----- Input records

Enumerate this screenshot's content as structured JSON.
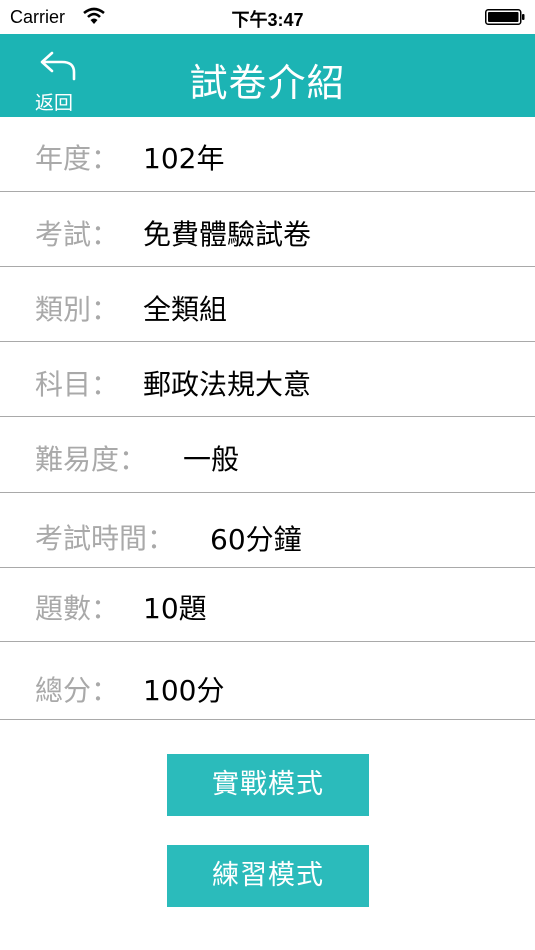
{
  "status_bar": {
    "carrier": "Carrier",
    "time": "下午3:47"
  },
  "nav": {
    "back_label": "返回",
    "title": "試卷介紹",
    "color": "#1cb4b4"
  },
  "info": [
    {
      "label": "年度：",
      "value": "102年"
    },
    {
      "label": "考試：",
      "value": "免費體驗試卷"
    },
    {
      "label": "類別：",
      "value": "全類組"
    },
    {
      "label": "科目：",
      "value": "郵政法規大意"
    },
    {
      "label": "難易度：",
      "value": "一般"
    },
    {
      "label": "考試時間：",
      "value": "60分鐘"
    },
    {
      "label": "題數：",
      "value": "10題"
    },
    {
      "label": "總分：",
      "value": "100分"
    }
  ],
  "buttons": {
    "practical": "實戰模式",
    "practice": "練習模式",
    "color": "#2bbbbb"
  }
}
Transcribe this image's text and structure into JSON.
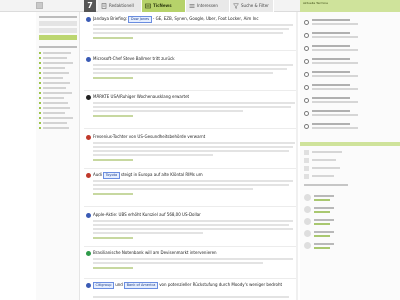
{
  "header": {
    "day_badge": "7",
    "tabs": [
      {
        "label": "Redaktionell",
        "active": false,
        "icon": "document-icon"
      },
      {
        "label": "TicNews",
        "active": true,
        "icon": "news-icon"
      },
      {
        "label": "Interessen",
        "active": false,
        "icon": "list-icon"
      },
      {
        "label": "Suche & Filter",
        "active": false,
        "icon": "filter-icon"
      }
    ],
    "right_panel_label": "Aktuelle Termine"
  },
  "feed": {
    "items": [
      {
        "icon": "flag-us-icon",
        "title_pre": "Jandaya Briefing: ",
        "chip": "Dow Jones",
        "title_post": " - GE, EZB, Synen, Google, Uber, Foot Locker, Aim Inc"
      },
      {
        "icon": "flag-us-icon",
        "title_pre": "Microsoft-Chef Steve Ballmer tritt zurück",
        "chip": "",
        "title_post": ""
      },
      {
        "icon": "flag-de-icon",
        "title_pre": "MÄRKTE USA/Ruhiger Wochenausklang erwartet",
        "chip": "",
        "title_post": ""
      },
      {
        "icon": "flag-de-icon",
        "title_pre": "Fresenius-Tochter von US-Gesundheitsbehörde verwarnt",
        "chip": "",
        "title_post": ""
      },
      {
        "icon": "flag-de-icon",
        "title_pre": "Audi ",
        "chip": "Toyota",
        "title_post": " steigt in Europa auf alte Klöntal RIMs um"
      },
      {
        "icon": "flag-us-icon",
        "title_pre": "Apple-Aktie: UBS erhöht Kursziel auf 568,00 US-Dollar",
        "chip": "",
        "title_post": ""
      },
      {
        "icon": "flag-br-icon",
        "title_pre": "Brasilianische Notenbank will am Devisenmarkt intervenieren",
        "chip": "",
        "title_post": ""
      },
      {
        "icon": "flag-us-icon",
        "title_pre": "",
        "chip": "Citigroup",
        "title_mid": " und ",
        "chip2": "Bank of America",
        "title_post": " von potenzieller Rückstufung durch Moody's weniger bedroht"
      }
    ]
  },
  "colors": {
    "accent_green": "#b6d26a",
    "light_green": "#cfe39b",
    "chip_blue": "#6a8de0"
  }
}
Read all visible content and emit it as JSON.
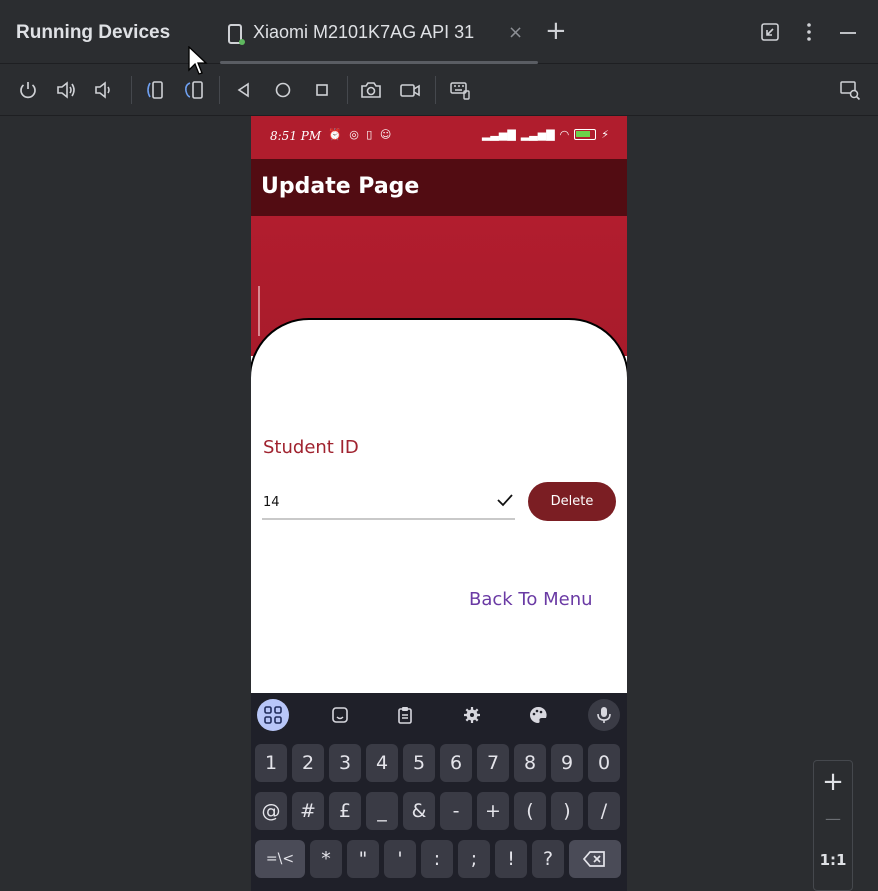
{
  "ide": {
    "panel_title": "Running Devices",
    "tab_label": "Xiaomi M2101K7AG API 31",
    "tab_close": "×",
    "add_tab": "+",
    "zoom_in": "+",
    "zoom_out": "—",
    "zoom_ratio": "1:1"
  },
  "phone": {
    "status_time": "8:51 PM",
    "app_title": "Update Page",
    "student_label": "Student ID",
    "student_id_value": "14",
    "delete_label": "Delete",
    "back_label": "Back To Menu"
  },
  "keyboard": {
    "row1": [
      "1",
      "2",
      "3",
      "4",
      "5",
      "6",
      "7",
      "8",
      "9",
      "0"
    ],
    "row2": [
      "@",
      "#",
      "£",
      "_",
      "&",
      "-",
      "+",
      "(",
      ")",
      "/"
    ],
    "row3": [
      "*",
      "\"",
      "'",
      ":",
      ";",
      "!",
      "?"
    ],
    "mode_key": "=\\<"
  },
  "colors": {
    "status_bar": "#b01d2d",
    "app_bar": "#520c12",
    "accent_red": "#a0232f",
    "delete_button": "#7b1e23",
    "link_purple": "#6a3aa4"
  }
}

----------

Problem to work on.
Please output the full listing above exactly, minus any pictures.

Output of the task.
Enumerate this screenshot's content as structured JSON.
{
  "status_bar": {
    "carrier": "Carrier",
    "time": "下午3:47"
  },
  "nav": {
    "back_label": "返回",
    "title": "試卷介紹",
    "color": "#1cb4b4"
  },
  "info": [
    {
      "label": "年度：",
      "value": "102年"
    },
    {
      "label": "考試：",
      "value": "免費體驗試卷"
    },
    {
      "label": "類別：",
      "value": "全類組"
    },
    {
      "label": "科目：",
      "value": "郵政法規大意"
    },
    {
      "label": "難易度：",
      "value": "一般"
    },
    {
      "label": "考試時間：",
      "value": "60分鐘"
    },
    {
      "label": "題數：",
      "value": "10題"
    },
    {
      "label": "總分：",
      "value": "100分"
    }
  ],
  "buttons": {
    "practical": "實戰模式",
    "practice": "練習模式",
    "color": "#2bbbbb"
  }
}
Transcribe this image's text and structure into JSON.
{
  "header": {
    "day_badge": "7",
    "tabs": [
      {
        "label": "Redaktionell",
        "active": false,
        "icon": "document-icon"
      },
      {
        "label": "TicNews",
        "active": true,
        "icon": "news-icon"
      },
      {
        "label": "Interessen",
        "active": false,
        "icon": "list-icon"
      },
      {
        "label": "Suche & Filter",
        "active": false,
        "icon": "filter-icon"
      }
    ],
    "right_panel_label": "Aktuelle Termine"
  },
  "feed": {
    "items": [
      {
        "icon": "flag-us-icon",
        "title_pre": "Jandaya Briefing: ",
        "chip": "Dow Jones",
        "title_post": " - GE, EZB, Synen, Google, Uber, Foot Locker, Aim Inc"
      },
      {
        "icon": "flag-us-icon",
        "title_pre": "Microsoft-Chef Steve Ballmer tritt zurück",
        "chip": "",
        "title_post": ""
      },
      {
        "icon": "flag-de-icon",
        "title_pre": "MÄRKTE USA/Ruhiger Wochenausklang erwartet",
        "chip": "",
        "title_post": ""
      },
      {
        "icon": "flag-de-icon",
        "title_pre": "Fresenius-Tochter von US-Gesundheitsbehörde verwarnt",
        "chip": "",
        "title_post": ""
      },
      {
        "icon": "flag-de-icon",
        "title_pre": "Audi ",
        "chip": "Toyota",
        "title_post": " steigt in Europa auf alte Klöntal RIMs um"
      },
      {
        "icon": "flag-us-icon",
        "title_pre": "Apple-Aktie: UBS erhöht Kursziel auf 568,00 US-Dollar",
        "chip": "",
        "title_post": ""
      },
      {
        "icon": "flag-br-icon",
        "title_pre": "Brasilianische Notenbank will am Devisenmarkt intervenieren",
        "chip": "",
        "title_post": ""
      },
      {
        "icon": "flag-us-icon",
        "title_pre": "",
        "chip": "Citigroup",
        "title_mid": " und ",
        "chip2": "Bank of America",
        "title_post": " von potenzieller Rückstufung durch Moody's weniger bedroht"
      }
    ]
  },
  "colors": {
    "accent_green": "#b6d26a",
    "light_green": "#cfe39b",
    "chip_blue": "#6a8de0"
  }
}
Read all visible content and emit it as JSON.
{
  "ide": {
    "panel_title": "Running Devices",
    "tab_label": "Xiaomi M2101K7AG API 31",
    "tab_close": "×",
    "add_tab": "+",
    "zoom_in": "+",
    "zoom_out": "—",
    "zoom_ratio": "1:1"
  },
  "phone": {
    "status_time": "8:51 PM",
    "app_title": "Update Page",
    "student_label": "Student ID",
    "student_id_value": "14",
    "delete_label": "Delete",
    "back_label": "Back To Menu"
  },
  "keyboard": {
    "row1": [
      "1",
      "2",
      "3",
      "4",
      "5",
      "6",
      "7",
      "8",
      "9",
      "0"
    ],
    "row2": [
      "@",
      "#",
      "£",
      "_",
      "&",
      "-",
      "+",
      "(",
      ")",
      "/"
    ],
    "row3": [
      "*",
      "\"",
      "'",
      ":",
      ";",
      "!",
      "?"
    ],
    "mode_key": "=\\<"
  },
  "colors": {
    "status_bar": "#b01d2d",
    "app_bar": "#520c12",
    "accent_red": "#a0232f",
    "delete_button": "#7b1e23",
    "link_purple": "#6a3aa4"
  }
}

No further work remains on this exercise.